§ Requirement
The answer must be a single number: the count of lines below that contain the string "this".
━━ Exercise data
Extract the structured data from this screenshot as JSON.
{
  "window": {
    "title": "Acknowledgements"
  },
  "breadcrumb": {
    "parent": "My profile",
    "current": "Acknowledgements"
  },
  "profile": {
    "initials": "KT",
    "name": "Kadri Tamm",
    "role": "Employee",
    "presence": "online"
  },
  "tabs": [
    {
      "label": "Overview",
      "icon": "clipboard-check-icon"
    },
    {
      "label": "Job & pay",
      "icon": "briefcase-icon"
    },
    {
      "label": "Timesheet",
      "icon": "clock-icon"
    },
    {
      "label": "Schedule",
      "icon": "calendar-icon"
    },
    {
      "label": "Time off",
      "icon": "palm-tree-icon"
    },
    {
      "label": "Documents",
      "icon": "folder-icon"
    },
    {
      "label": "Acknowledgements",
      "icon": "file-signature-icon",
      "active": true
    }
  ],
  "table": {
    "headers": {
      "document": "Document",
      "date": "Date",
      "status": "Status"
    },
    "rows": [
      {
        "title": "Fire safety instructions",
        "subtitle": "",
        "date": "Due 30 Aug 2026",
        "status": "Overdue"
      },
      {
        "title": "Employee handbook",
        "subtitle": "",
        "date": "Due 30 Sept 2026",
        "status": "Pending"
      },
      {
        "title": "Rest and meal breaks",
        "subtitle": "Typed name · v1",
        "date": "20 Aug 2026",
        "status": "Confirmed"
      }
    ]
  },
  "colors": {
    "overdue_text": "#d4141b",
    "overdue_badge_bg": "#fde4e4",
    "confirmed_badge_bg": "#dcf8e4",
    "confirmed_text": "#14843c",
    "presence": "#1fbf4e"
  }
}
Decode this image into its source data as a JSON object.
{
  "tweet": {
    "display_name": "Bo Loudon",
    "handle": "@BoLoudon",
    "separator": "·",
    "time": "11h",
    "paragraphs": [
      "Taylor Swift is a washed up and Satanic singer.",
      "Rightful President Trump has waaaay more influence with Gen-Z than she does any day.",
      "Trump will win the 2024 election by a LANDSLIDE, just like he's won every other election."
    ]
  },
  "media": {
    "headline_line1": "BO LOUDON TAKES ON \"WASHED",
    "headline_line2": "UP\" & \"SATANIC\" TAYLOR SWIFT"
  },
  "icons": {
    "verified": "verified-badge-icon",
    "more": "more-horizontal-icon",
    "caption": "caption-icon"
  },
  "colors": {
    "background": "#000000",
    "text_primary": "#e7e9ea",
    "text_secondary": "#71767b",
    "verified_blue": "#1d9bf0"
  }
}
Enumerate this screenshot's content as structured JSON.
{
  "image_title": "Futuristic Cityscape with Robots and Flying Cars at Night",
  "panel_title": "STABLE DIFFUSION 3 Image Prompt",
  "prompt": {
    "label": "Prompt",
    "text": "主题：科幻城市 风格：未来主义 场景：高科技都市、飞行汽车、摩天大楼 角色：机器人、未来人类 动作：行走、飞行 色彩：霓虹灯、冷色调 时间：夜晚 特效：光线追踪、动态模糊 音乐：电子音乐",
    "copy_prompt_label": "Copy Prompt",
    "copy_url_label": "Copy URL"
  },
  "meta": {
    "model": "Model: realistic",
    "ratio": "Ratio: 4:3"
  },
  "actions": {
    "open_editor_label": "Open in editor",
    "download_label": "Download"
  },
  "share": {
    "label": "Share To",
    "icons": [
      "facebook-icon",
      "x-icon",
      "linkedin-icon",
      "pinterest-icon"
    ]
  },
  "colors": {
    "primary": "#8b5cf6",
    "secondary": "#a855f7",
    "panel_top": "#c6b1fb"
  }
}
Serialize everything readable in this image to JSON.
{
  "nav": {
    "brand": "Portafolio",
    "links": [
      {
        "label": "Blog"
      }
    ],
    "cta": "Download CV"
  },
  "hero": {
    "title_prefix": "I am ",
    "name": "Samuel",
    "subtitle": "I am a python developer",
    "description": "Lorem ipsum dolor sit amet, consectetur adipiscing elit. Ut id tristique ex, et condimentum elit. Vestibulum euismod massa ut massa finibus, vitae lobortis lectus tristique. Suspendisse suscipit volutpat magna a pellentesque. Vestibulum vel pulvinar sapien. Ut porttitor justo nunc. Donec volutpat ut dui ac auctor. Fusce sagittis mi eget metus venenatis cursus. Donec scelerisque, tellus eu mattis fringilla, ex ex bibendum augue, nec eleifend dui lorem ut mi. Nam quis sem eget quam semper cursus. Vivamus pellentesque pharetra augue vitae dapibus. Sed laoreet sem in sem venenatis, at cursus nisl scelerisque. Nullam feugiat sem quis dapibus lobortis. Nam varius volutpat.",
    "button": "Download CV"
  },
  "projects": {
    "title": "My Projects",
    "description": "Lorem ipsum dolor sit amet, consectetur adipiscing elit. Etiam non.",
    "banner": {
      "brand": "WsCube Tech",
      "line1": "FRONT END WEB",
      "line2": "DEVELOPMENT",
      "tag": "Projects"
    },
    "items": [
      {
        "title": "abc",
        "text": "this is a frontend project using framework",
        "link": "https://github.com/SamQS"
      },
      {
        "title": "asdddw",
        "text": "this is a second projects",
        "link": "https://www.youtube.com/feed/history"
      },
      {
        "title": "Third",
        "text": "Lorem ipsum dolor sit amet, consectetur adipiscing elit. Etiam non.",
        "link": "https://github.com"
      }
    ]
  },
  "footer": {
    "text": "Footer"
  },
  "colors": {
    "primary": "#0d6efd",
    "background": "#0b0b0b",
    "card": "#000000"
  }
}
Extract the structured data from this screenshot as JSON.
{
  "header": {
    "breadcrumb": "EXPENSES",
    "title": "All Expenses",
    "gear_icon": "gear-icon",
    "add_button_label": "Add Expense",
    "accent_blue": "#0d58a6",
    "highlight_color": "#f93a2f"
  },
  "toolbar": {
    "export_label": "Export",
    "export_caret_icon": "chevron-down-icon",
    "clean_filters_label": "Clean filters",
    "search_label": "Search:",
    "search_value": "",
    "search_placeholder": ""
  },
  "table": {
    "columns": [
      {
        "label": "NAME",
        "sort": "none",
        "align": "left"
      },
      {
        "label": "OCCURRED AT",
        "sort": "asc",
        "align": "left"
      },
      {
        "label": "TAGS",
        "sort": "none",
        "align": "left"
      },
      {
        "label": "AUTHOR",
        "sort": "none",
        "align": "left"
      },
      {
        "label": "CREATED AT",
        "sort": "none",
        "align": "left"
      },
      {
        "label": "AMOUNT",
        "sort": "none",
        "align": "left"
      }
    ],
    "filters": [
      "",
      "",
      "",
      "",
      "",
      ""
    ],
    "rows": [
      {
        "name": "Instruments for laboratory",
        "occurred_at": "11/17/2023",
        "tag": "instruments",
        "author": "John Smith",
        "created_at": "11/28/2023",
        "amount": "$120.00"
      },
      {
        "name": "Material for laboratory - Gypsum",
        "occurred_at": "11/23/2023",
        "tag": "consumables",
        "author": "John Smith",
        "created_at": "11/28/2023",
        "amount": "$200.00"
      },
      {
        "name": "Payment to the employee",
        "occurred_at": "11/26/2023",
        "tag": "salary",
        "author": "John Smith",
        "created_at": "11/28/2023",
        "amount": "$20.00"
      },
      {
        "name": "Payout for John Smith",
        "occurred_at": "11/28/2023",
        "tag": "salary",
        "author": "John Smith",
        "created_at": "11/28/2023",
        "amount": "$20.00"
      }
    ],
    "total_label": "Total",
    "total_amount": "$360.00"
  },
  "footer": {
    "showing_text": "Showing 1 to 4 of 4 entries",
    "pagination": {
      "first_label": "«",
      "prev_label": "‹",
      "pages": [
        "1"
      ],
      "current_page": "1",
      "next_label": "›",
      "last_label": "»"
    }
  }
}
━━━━
§ Your response
7